◆ EXERCISE ◆
Your task is to print each record exactly as it reads.

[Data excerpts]

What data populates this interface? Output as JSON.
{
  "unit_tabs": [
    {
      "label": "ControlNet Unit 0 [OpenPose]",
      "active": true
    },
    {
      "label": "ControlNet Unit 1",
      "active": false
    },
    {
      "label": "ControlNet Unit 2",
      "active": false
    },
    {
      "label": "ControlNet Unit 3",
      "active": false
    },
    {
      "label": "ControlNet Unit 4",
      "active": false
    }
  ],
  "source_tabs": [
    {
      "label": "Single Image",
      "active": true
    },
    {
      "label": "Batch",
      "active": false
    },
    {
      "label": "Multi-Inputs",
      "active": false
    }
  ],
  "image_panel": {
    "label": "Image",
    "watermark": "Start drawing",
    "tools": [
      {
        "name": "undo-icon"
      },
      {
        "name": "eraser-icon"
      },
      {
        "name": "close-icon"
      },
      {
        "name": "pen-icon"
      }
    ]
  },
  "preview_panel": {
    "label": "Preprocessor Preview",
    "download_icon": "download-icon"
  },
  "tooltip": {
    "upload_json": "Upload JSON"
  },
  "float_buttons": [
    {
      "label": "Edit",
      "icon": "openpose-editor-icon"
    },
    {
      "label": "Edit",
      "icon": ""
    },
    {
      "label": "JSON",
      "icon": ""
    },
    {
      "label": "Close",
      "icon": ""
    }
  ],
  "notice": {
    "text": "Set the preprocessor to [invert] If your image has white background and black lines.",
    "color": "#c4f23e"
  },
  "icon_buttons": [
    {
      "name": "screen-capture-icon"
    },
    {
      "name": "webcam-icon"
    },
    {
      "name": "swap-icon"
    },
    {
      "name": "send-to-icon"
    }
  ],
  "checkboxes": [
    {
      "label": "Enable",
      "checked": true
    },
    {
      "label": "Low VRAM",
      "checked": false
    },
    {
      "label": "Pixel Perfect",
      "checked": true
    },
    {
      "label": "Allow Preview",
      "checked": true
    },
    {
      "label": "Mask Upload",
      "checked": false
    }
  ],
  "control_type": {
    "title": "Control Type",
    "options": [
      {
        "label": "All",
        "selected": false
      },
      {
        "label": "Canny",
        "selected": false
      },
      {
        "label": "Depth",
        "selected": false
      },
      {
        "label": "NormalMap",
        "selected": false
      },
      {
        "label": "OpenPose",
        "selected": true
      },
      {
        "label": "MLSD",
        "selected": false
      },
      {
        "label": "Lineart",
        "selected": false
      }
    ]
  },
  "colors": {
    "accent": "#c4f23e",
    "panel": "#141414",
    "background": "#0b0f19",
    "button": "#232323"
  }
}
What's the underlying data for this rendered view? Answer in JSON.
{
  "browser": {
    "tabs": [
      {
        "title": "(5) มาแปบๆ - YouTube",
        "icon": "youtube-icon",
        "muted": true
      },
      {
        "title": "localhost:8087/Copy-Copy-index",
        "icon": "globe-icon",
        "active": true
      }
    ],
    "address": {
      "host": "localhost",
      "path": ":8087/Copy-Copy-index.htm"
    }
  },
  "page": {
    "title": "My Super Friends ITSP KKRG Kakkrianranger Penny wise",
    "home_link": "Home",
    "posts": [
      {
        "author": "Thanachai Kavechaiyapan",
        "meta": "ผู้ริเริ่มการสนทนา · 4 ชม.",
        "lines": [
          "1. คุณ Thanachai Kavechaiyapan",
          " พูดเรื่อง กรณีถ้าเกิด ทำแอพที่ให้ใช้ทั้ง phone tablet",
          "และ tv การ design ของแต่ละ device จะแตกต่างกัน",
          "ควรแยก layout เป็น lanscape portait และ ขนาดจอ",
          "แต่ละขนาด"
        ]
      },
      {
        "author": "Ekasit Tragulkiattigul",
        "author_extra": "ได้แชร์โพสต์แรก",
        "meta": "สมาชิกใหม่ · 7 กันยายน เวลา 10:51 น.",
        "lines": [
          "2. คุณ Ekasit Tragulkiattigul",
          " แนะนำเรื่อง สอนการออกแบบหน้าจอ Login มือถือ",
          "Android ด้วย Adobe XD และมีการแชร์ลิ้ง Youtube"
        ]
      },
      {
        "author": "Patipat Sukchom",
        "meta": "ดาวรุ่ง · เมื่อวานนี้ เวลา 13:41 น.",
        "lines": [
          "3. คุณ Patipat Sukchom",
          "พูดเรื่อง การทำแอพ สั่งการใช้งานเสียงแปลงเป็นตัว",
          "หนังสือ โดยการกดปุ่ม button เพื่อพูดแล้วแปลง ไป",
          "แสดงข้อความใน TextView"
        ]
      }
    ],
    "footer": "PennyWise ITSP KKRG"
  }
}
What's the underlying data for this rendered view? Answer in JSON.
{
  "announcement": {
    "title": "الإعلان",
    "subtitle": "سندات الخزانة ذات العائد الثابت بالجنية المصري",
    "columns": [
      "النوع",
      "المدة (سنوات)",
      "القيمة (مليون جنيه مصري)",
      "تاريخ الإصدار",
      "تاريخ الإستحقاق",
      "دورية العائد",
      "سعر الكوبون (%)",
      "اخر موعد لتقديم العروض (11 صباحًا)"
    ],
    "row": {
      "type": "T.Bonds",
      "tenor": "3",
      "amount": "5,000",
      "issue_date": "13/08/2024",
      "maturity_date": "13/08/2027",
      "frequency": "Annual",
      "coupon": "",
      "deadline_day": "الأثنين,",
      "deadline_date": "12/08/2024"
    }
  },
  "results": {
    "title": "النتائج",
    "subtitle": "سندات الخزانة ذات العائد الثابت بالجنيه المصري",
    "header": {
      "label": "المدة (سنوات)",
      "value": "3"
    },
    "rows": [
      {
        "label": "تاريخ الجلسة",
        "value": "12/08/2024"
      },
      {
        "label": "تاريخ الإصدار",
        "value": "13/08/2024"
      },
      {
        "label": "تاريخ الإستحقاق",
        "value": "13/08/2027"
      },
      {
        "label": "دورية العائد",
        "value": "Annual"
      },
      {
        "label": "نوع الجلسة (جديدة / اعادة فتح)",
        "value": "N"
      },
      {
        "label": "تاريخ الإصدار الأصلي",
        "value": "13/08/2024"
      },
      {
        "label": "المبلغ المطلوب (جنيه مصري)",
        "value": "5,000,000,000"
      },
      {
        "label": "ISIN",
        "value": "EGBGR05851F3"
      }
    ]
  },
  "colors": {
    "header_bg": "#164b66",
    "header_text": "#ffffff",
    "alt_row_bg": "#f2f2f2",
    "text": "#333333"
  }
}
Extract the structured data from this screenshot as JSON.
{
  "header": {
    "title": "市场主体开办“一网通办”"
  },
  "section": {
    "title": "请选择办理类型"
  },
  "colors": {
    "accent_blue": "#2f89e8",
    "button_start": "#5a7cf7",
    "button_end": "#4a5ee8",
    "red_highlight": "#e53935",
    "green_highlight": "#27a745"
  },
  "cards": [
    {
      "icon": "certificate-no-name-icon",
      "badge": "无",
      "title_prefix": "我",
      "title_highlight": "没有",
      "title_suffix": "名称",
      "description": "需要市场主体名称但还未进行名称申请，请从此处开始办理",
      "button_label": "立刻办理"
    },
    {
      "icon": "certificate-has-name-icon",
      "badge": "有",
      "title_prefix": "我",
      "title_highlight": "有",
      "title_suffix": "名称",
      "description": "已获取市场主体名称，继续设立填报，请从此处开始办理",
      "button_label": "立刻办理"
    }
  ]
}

◆ ANSWER SECTION ◆
What data populates this interface? Output as JSON.
{
  "unit_tabs": [
    {
      "label": "ControlNet Unit 0 [OpenPose]",
      "active": true
    },
    {
      "label": "ControlNet Unit 1",
      "active": false
    },
    {
      "label": "ControlNet Unit 2",
      "active": false
    },
    {
      "label": "ControlNet Unit 3",
      "active": false
    },
    {
      "label": "ControlNet Unit 4",
      "active": false
    }
  ],
  "source_tabs": [
    {
      "label": "Single Image",
      "active": true
    },
    {
      "label": "Batch",
      "active": false
    },
    {
      "label": "Multi-Inputs",
      "active": false
    }
  ],
  "image_panel": {
    "label": "Image",
    "watermark": "Start drawing",
    "tools": [
      {
        "name": "undo-icon"
      },
      {
        "name": "eraser-icon"
      },
      {
        "name": "close-icon"
      },
      {
        "name": "pen-icon"
      }
    ]
  },
  "preview_panel": {
    "label": "Preprocessor Preview",
    "download_icon": "download-icon"
  },
  "tooltip": {
    "upload_json": "Upload JSON"
  },
  "float_buttons": [
    {
      "label": "Edit",
      "icon": "openpose-editor-icon"
    },
    {
      "label": "Edit",
      "icon": ""
    },
    {
      "label": "JSON",
      "icon": ""
    },
    {
      "label": "Close",
      "icon": ""
    }
  ],
  "notice": {
    "text": "Set the preprocessor to [invert] If your image has white background and black lines.",
    "color": "#c4f23e"
  },
  "icon_buttons": [
    {
      "name": "screen-capture-icon"
    },
    {
      "name": "webcam-icon"
    },
    {
      "name": "swap-icon"
    },
    {
      "name": "send-to-icon"
    }
  ],
  "checkboxes": [
    {
      "label": "Enable",
      "checked": true
    },
    {
      "label": "Low VRAM",
      "checked": false
    },
    {
      "label": "Pixel Perfect",
      "checked": true
    },
    {
      "label": "Allow Preview",
      "checked": true
    },
    {
      "label": "Mask Upload",
      "checked": false
    }
  ],
  "control_type": {
    "title": "Control Type",
    "options": [
      {
        "label": "All",
        "selected": false
      },
      {
        "label": "Canny",
        "selected": false
      },
      {
        "label": "Depth",
        "selected": false
      },
      {
        "label": "NormalMap",
        "selected": false
      },
      {
        "label": "OpenPose",
        "selected": true
      },
      {
        "label": "MLSD",
        "selected": false
      },
      {
        "label": "Lineart",
        "selected": false
      }
    ]
  },
  "colors": {
    "accent": "#c4f23e",
    "panel": "#141414",
    "background": "#0b0f19",
    "button": "#232323"
  }
}
What's the underlying data for this rendered view? Answer in JSON.
{
  "browser": {
    "tabs": [
      {
        "title": "(5) มาแปบๆ - YouTube",
        "icon": "youtube-icon",
        "muted": true
      },
      {
        "title": "localhost:8087/Copy-Copy-index",
        "icon": "globe-icon",
        "active": true
      }
    ],
    "address": {
      "host": "localhost",
      "path": ":8087/Copy-Copy-index.htm"
    }
  },
  "page": {
    "title": "My Super Friends ITSP KKRG Kakkrianranger Penny wise",
    "home_link": "Home",
    "posts": [
      {
        "author": "Thanachai Kavechaiyapan",
        "meta": "ผู้ริเริ่มการสนทนา · 4 ชม.",
        "lines": [
          "1. คุณ Thanachai Kavechaiyapan",
          " พูดเรื่อง กรณีถ้าเกิด ทำแอพที่ให้ใช้ทั้ง phone tablet",
          "และ tv การ design ของแต่ละ device จะแตกต่างกัน",
          "ควรแยก layout เป็น lanscape portait และ ขนาดจอ",
          "แต่ละขนาด"
        ]
      },
      {
        "author": "Ekasit Tragulkiattigul",
        "author_extra": "ได้แชร์โพสต์แรก",
        "meta": "สมาชิกใหม่ · 7 กันยายน เวลา 10:51 น.",
        "lines": [
          "2. คุณ Ekasit Tragulkiattigul",
          " แนะนำเรื่อง สอนการออกแบบหน้าจอ Login มือถือ",
          "Android ด้วย Adobe XD และมีการแชร์ลิ้ง Youtube"
        ]
      },
      {
        "author": "Patipat Sukchom",
        "meta": "ดาวรุ่ง · เมื่อวานนี้ เวลา 13:41 น.",
        "lines": [
          "3. คุณ Patipat Sukchom",
          "พูดเรื่อง การทำแอพ สั่งการใช้งานเสียงแปลงเป็นตัว",
          "หนังสือ โดยการกดปุ่ม button เพื่อพูดแล้วแปลง ไป",
          "แสดงข้อความใน TextView"
        ]
      }
    ],
    "footer": "PennyWise ITSP KKRG"
  }
}
What's the underlying data for this rendered view? Answer in JSON.
{
  "announcement": {
    "title": "الإعلان",
    "subtitle": "سندات الخزانة ذات العائد الثابت بالجنية المصري",
    "columns": [
      "النوع",
      "المدة (سنوات)",
      "القيمة (مليون جنيه مصري)",
      "تاريخ الإصدار",
      "تاريخ الإستحقاق",
      "دورية العائد",
      "سعر الكوبون (%)",
      "اخر موعد لتقديم العروض (11 صباحًا)"
    ],
    "row": {
      "type": "T.Bonds",
      "tenor": "3",
      "amount": "5,000",
      "issue_date": "13/08/2024",
      "maturity_date": "13/08/2027",
      "frequency": "Annual",
      "coupon": "",
      "deadline_day": "الأثنين,",
      "deadline_date": "12/08/2024"
    }
  },
  "results": {
    "title": "النتائج",
    "subtitle": "سندات الخزانة ذات العائد الثابت بالجنيه المصري",
    "header": {
      "label": "المدة (سنوات)",
      "value": "3"
    },
    "rows": [
      {
        "label": "تاريخ الجلسة",
        "value": "12/08/2024"
      },
      {
        "label": "تاريخ الإصدار",
        "value": "13/08/2024"
      },
      {
        "label": "تاريخ الإستحقاق",
        "value": "13/08/2027"
      },
      {
        "label": "دورية العائد",
        "value": "Annual"
      },
      {
        "label": "نوع الجلسة (جديدة / اعادة فتح)",
        "value": "N"
      },
      {
        "label": "تاريخ الإصدار الأصلي",
        "value": "13/08/2024"
      },
      {
        "label": "المبلغ المطلوب (جنيه مصري)",
        "value": "5,000,000,000"
      },
      {
        "label": "ISIN",
        "value": "EGBGR05851F3"
      }
    ]
  },
  "colors": {
    "header_bg": "#164b66",
    "header_text": "#ffffff",
    "alt_row_bg": "#f2f2f2",
    "text": "#333333"
  }
}
Extract the structured data from this screenshot as JSON.
{
  "header": {
    "title": "市场主体开办“一网通办”"
  },
  "section": {
    "title": "请选择办理类型"
  },
  "colors": {
    "accent_blue": "#2f89e8",
    "button_start": "#5a7cf7",
    "button_end": "#4a5ee8",
    "red_highlight": "#e53935",
    "green_highlight": "#27a745"
  },
  "cards": [
    {
      "icon": "certificate-no-name-icon",
      "badge": "无",
      "title_prefix": "我",
      "title_highlight": "没有",
      "title_suffix": "名称",
      "description": "需要市场主体名称但还未进行名称申请，请从此处开始办理",
      "button_label": "立刻办理"
    },
    {
      "icon": "certificate-has-name-icon",
      "badge": "有",
      "title_prefix": "我",
      "title_highlight": "有",
      "title_suffix": "名称",
      "description": "已获取市场主体名称，继续设立填报，请从此处开始办理",
      "button_label": "立刻办理"
    }
  ]
}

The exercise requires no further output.